WORK INSTRUCTIONS:
Would you restate each line of the data below word for word, without its pictures?

'''

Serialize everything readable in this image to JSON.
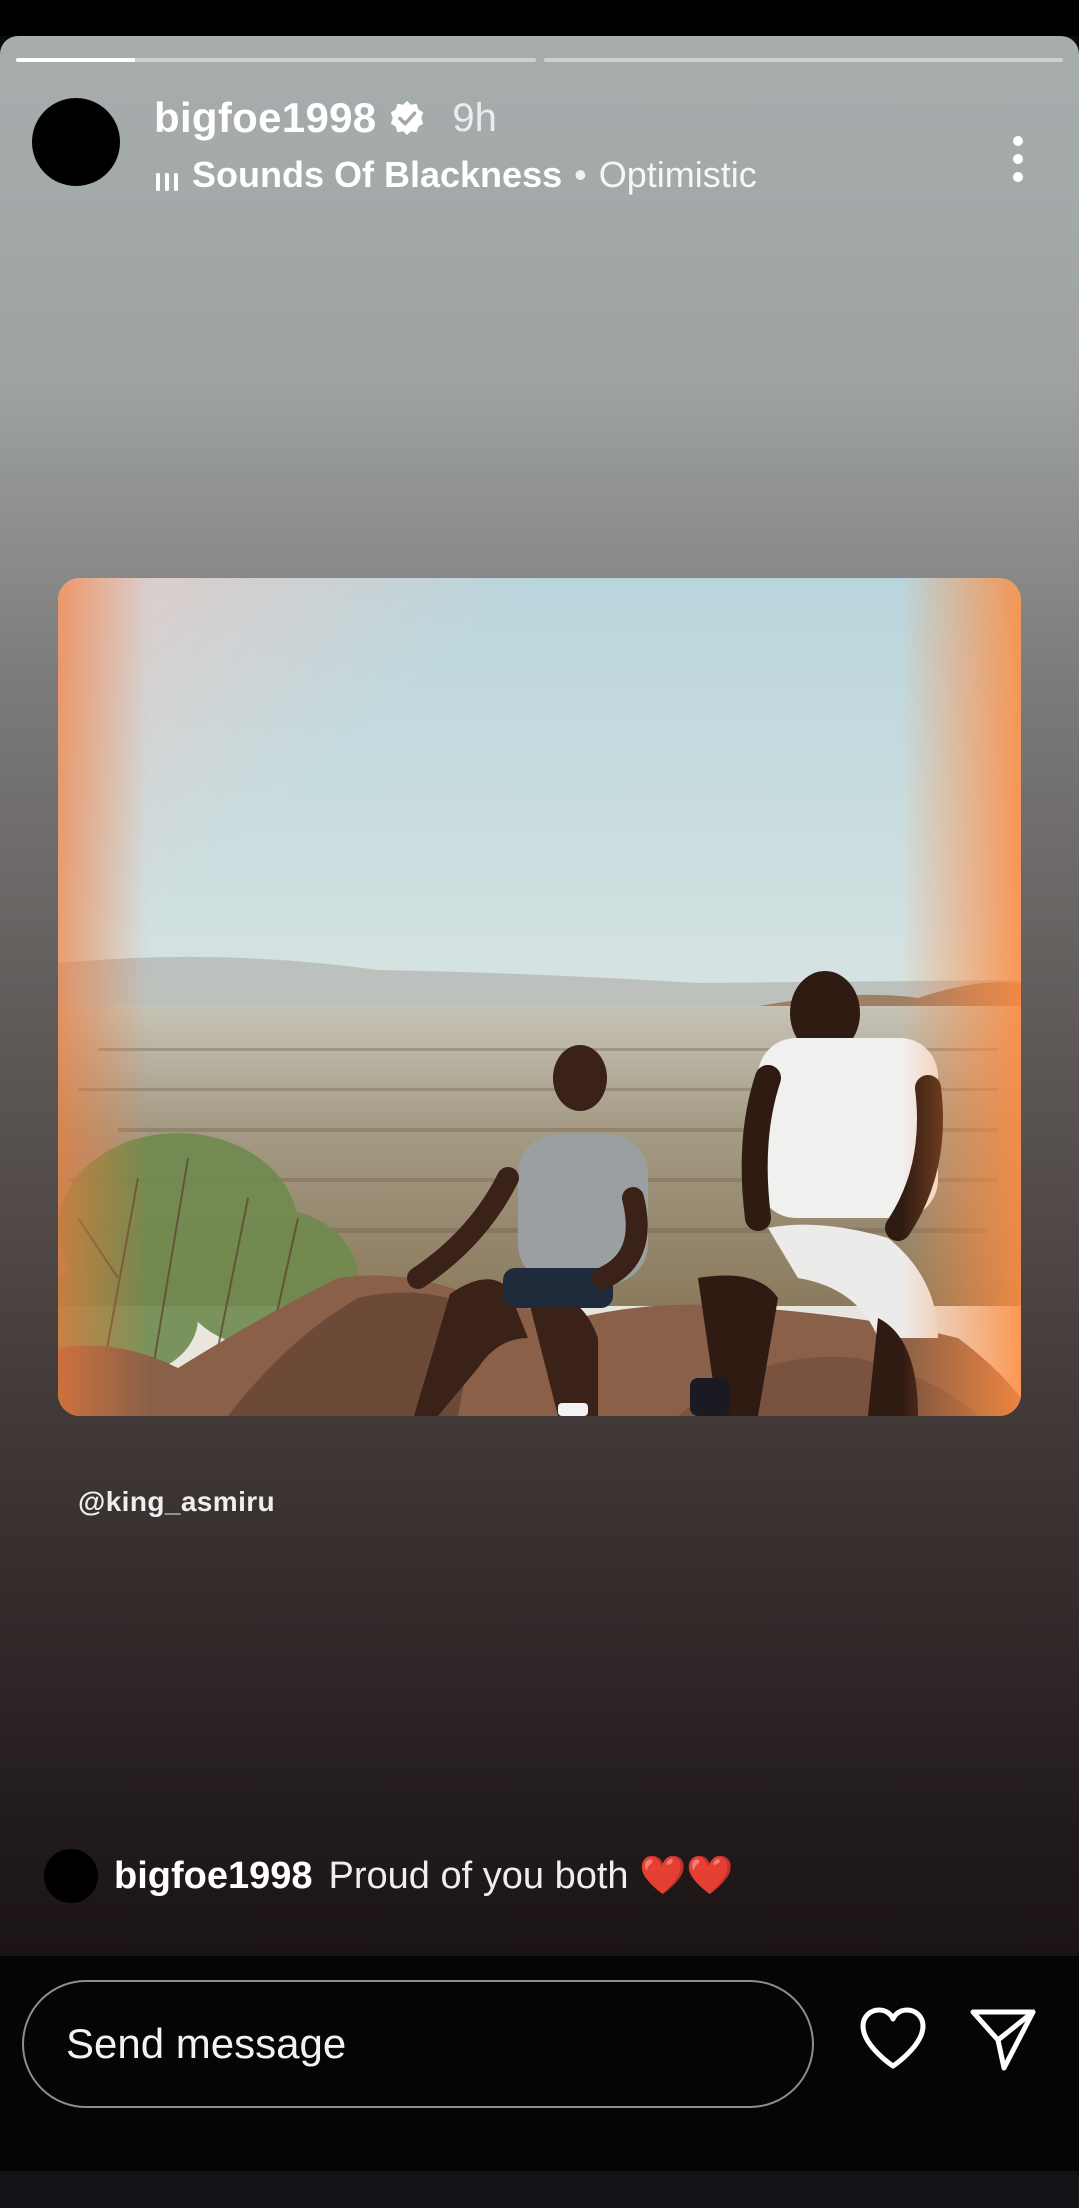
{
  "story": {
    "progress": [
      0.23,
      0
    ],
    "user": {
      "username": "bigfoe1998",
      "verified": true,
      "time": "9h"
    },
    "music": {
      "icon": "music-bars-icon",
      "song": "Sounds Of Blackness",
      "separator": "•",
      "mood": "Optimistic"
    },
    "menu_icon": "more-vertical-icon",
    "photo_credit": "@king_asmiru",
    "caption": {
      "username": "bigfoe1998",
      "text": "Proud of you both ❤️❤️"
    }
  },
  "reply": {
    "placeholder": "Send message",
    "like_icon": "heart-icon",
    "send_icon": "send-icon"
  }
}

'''

RESPONSE TO THIS TASK:
Serialize everything readable in this image to JSON.
{
  "story": {
    "progress": [
      0.23,
      0
    ],
    "user": {
      "username": "bigfoe1998",
      "verified": true,
      "time": "9h"
    },
    "music": {
      "icon": "music-bars-icon",
      "song": "Sounds Of Blackness",
      "separator": "•",
      "mood": "Optimistic"
    },
    "menu_icon": "more-vertical-icon",
    "photo_credit": "@king_asmiru",
    "caption": {
      "username": "bigfoe1998",
      "text": "Proud of you both ❤️❤️"
    }
  },
  "reply": {
    "placeholder": "Send message",
    "like_icon": "heart-icon",
    "send_icon": "send-icon"
  }
}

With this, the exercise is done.